The language around DACA has made it a lot more polarizing as an issue than it should be. There’s a reason for that, so we need to talk through the basics.
The DACA program involves people who came here at an age when they had no control, who have lived their lives here, who haven’t done anything wrong, and who have enough education to be (as much as can we can tell) on a path to contributing to the economy. Obviously that just talks about the people, not the issues surrounding them.
The primary issue is what this says about immigration. The answer is actually not much.
– This isn’t saying anything about open borders. No one on any side is supporting that.
– This isn’t letting the parents on or off the hook. That’s a tricky question, but no one is making them citizens. The parents are not the issue.
– This isn’t giving future waves of immigrants a reason to come here. By now this is anything but a sure thing, and there are plenty of other reasons for people to come.
– This isn’t an attack on the rule of law. It’s a case of clemency like any other, where there are arguments for and against. They didn’t deliberately break the law and have thus far been decent people.

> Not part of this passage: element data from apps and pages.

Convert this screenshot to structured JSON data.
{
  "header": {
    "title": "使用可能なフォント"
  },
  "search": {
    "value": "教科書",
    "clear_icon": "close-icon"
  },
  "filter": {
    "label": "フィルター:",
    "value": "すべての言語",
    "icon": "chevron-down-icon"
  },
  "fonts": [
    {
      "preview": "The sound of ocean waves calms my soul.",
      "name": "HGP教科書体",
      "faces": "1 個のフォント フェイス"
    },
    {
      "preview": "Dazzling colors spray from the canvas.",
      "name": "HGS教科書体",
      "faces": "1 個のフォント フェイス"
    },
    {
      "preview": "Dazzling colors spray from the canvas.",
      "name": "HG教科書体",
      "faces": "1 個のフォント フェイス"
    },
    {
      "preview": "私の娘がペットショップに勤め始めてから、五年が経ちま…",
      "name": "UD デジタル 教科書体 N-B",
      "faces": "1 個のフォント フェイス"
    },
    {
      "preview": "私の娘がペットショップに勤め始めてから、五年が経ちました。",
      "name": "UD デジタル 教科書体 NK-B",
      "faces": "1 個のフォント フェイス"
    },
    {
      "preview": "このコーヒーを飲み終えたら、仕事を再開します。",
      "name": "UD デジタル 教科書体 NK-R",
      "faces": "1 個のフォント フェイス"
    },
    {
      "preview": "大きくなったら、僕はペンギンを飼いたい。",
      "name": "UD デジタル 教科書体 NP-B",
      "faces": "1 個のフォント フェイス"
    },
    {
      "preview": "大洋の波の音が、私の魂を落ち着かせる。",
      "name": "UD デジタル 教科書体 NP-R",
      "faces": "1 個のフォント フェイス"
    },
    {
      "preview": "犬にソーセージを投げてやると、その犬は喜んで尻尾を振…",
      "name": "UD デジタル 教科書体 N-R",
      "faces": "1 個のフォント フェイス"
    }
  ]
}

– Most of the stated concerns about foreign immigration don’t apply here. They’re not culturally different, they speak English, they haven’t taken anyone’s jobs away, and they personally haven’t broken the law. Their departure is not going to make other peoples’ lives better.
– As for the most basic argument—that’s 700,000 more immigrants we don’t need—the fact is that most of the population fits the category of people whose ancestors came from places where they weren’t on the top of the heap.
What is true is that deporting them is enough of a moral issue that we ought to think about it. We are talking about sending people to a country they don’t know with a language they don’t speak and washing our hands of the whole affair. There is no actual hurt from these people. Most of the country doesn’t seem to want that, but it seems we’re doing it because we can.
What kind of a country does that? There’s an answer to that question, step-by-step:
– It’s a country where immigration officials have been encouraged to treat anyone who comes through their hands as a potential criminal without rights.
– It’s a country that’s doing everything possible to give up on support of the poor.
– It’s a country actively backing away from support of education, healthcare, social security, and the middle class just generally.
– It’s a country moving toward a level of inequality unheard-of since the 19th century—where slogans about benefits for everyone are as false now as they were then.
It’s no accident that such a country would want to demonize the DACA people. The less people think about human consequences the better. Let the others think it’s still their country.
We should think carefully about the DACA people. They’re not the right targets for outrage. And it’s not just about them.